Injured While Working Remotely from Home? You Might Have a Claim.

Nearly three years into the COVID-19 pandemic, millions of people across the country continue to work from home. In addition to blurring the lines between “work time” and “personal time,” the idea of a physical workplace has also been redefined. This has led to legal complications, particularly with respect to claims arising from workplace injuries.

Workers’ compensation in Quebec

In September 2020, an Air Canada customer service agent was working remotely from her second-floor home office. She disconnected from her computer for lunch and headed downstairs to her kitchen. In the process, she injured herself when she tripped and fell on the stairway. She alleged that she was injured when exiting her workplace and was therefore entitled to worker’s compensation.

Air Canada disputed this, claiming that she was not at work when she was injured. Perhaps surprisingly, a Quebec labour judge disagreed and ruled that the employee sustained a workplace injury and was entitled to worker’s compensation.[1] While this is not a conclusion that will be reached in every case (the decision emphasizes certain facts specific to this case that made worker’s compensation applicable, such as the fact that the employer scheduled lunch breaks) the fact that this is a conclusion that may be reached is novel.

Although it is important to note that this occurred in Quebec, and that the laws surrounding worker’s compensation in Ontario are different from those in Quebec, this may be a trend we start to see in Ontario as work-from-home claims come forward.

Tort Claims

This decision has also started to raise questions as to whether employers can be sued for negligence in situations where an employee is injured while working from home. Not all employers have WSIB coverage and, as a result, their employees are not prohibited from suing them.

Employers in Ontario have a statutory duty pursuant to the Occupational Health and Safety Act[2] to take “every precaution reasonable in the circumstances” to protect their employees’ safety. It is unclear what precautions are reasonable for employers to take when their employees are working from their own homes. A breach of this duty may be difficult to establish in cases where the injuries were caused by things not in the employer’s control, such as a stairway in an employee’s home. However, there may be things that are in the employer’s control, such as office equipment supplied by the employer, that cause injury to employees. What constitutes a reasonable precaution in this context remains to be seen.

Bottom Line

It seems probable that we will see lawsuits start to emerge against employers for injuries while working from home now that such work arrangements are so prevalent. If the Administrative Labour Tribunal decision in Quebec is any indication, at least some of these claims may succeed.

[1] Air Canada et Gentile-Patti, 2021 QCTAT 5829.

[2] R.S.O. 1990, c. O.1

Written by

Lauren Cullen is an associate lawyer at Siskinds LLP in London, Ontario.

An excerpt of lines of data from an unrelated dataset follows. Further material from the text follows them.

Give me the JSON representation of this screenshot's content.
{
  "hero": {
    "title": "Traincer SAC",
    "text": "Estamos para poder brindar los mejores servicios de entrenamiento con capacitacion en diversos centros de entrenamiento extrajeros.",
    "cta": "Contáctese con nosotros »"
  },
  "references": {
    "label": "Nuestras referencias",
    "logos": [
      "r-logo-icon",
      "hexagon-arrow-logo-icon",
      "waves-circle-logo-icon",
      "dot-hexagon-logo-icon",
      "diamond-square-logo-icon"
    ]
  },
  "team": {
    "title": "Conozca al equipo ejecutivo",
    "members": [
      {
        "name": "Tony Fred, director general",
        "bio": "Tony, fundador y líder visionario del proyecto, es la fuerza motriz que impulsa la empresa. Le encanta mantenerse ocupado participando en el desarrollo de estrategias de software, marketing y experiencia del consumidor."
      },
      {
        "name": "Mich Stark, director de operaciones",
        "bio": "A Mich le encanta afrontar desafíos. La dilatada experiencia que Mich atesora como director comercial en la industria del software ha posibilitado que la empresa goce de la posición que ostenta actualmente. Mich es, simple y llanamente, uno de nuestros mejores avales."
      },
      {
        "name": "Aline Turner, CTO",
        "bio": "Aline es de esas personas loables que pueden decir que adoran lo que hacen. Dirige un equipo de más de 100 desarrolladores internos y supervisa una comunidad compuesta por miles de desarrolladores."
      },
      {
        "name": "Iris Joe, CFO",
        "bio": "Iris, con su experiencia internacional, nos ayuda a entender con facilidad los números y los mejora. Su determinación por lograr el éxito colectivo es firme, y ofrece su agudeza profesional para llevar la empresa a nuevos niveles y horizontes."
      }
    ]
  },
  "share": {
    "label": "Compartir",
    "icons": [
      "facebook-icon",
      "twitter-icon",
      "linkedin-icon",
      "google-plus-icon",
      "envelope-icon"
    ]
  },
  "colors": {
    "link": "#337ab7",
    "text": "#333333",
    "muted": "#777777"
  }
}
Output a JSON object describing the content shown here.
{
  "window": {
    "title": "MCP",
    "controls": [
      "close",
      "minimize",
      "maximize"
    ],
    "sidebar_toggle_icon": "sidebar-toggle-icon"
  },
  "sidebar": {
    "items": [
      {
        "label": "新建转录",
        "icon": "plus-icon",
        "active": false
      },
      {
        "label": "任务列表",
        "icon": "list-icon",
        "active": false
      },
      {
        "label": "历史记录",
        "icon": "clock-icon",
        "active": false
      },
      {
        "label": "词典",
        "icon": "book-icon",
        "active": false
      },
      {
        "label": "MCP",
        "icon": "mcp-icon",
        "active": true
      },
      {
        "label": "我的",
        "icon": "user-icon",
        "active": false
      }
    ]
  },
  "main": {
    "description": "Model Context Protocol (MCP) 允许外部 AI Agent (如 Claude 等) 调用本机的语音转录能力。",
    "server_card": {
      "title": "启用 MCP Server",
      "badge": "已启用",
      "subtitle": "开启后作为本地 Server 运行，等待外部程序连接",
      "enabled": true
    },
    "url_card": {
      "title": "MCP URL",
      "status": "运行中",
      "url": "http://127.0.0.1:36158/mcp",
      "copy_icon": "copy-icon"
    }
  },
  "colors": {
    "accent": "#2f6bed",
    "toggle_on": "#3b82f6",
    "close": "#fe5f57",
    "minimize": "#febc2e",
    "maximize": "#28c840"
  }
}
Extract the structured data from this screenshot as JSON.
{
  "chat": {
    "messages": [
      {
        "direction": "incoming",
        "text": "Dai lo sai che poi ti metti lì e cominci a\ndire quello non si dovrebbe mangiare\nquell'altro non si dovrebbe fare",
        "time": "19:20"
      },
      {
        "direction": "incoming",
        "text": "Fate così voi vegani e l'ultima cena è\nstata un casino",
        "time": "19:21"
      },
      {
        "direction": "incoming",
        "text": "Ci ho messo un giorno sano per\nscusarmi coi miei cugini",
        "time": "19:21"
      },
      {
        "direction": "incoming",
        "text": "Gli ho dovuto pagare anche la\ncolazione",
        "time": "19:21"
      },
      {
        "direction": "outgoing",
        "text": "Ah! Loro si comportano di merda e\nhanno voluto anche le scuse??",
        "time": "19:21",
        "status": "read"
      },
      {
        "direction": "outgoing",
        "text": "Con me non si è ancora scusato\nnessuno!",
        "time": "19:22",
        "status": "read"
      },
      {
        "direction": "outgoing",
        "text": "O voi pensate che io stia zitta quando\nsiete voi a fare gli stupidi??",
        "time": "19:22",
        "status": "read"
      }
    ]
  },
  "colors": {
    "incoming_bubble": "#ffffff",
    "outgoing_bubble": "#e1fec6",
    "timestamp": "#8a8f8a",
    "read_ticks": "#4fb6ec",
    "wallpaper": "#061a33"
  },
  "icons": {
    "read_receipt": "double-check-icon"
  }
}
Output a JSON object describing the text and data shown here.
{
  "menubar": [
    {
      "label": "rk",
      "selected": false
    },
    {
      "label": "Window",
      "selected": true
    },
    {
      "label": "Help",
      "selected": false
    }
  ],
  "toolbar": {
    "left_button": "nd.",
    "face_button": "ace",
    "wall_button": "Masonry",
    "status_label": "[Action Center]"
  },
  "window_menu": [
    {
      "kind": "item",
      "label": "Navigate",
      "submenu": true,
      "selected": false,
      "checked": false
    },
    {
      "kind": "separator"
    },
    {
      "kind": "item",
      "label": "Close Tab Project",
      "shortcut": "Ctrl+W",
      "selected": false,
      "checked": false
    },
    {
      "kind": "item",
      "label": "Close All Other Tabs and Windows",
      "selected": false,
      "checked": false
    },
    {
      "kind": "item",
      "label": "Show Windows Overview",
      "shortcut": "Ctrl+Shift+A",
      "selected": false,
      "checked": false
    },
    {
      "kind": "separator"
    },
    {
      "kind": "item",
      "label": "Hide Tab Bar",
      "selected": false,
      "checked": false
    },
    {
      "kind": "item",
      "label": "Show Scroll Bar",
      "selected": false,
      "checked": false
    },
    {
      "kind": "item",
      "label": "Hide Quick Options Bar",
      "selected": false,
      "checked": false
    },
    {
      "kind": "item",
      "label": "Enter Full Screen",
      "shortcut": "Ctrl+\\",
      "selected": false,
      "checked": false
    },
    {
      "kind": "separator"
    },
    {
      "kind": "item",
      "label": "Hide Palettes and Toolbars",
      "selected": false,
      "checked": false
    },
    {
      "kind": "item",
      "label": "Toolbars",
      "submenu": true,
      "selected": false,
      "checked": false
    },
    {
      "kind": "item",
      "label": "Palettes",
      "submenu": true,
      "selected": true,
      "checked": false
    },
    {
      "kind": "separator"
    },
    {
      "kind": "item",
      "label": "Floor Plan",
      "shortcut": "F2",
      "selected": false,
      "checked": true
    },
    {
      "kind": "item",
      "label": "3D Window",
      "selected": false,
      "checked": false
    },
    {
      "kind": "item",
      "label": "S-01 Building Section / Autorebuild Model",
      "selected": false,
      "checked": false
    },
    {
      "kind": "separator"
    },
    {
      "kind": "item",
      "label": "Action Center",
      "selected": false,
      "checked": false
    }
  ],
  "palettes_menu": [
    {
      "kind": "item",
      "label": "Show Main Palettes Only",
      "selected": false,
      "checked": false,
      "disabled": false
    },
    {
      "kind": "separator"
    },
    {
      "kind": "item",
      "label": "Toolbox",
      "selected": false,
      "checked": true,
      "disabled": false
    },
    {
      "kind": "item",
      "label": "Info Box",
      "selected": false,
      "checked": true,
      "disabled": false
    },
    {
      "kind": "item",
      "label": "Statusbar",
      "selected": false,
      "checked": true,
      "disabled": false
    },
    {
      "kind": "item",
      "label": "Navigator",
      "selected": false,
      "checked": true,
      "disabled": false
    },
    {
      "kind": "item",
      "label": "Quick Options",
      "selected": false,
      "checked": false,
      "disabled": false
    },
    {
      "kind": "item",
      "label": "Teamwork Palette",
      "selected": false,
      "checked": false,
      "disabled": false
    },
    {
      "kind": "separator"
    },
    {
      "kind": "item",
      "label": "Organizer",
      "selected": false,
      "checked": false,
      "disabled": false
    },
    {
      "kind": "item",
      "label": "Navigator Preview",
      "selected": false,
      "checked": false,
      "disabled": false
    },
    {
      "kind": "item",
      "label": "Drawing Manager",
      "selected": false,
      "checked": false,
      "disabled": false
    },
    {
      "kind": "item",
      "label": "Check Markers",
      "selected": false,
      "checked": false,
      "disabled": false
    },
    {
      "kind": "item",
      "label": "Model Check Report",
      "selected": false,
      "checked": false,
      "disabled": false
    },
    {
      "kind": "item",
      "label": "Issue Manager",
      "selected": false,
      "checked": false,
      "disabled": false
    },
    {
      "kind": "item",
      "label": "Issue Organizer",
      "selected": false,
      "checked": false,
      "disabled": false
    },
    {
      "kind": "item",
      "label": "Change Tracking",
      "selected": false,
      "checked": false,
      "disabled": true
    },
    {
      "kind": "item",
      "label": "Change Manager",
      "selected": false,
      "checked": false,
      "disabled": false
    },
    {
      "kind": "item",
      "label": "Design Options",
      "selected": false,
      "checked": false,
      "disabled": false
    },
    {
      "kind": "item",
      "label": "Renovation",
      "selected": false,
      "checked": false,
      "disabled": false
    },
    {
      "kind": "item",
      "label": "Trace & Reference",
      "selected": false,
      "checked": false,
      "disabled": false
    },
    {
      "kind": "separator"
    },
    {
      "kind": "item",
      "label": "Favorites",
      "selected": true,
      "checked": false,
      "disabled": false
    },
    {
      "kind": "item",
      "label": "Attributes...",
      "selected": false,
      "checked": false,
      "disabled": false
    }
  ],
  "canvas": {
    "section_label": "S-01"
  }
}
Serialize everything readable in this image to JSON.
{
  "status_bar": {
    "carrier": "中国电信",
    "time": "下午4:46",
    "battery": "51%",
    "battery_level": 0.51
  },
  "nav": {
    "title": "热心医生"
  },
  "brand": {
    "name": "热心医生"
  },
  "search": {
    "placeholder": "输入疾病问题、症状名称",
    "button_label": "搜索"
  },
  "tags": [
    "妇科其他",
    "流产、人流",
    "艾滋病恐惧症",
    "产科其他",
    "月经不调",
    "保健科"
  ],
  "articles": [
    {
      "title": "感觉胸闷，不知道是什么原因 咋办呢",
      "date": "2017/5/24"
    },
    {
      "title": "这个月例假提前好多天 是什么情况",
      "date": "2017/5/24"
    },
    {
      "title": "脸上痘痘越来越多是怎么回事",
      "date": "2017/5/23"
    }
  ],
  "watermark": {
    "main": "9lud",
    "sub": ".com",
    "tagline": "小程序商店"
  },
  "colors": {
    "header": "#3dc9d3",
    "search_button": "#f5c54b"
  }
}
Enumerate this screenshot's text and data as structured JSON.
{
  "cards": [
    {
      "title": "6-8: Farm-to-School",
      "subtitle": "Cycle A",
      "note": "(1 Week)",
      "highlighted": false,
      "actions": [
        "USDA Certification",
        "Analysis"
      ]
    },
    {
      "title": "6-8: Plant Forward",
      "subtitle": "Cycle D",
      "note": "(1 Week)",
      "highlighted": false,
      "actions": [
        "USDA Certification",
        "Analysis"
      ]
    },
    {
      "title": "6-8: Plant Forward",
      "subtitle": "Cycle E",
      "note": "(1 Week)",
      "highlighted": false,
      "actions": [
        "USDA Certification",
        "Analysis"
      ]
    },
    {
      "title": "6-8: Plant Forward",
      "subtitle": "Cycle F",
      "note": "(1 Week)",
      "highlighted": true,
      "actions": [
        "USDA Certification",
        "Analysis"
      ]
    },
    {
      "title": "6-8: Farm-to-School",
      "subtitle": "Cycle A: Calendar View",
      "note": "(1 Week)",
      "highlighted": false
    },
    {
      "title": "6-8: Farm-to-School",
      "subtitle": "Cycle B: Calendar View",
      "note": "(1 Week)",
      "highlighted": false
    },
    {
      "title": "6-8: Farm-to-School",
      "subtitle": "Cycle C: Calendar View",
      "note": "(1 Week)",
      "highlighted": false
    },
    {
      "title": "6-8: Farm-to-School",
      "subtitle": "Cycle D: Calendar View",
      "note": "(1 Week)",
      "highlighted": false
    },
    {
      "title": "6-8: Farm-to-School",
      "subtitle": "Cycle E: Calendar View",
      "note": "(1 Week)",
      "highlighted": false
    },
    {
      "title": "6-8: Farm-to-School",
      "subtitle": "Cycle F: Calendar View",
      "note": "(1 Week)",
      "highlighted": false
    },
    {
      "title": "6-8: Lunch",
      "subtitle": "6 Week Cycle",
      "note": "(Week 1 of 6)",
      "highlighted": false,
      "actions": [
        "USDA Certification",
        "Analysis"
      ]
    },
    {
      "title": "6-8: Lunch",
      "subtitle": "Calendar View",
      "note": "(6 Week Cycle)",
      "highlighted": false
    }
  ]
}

She practices exclusively in personal injury litigation and is a member of the Ontario Trial Lawyers Association (OTLA). Lauren completed her law degree at Western University in 2016 and subsequently articled at a top personal injury law firm in Toronto.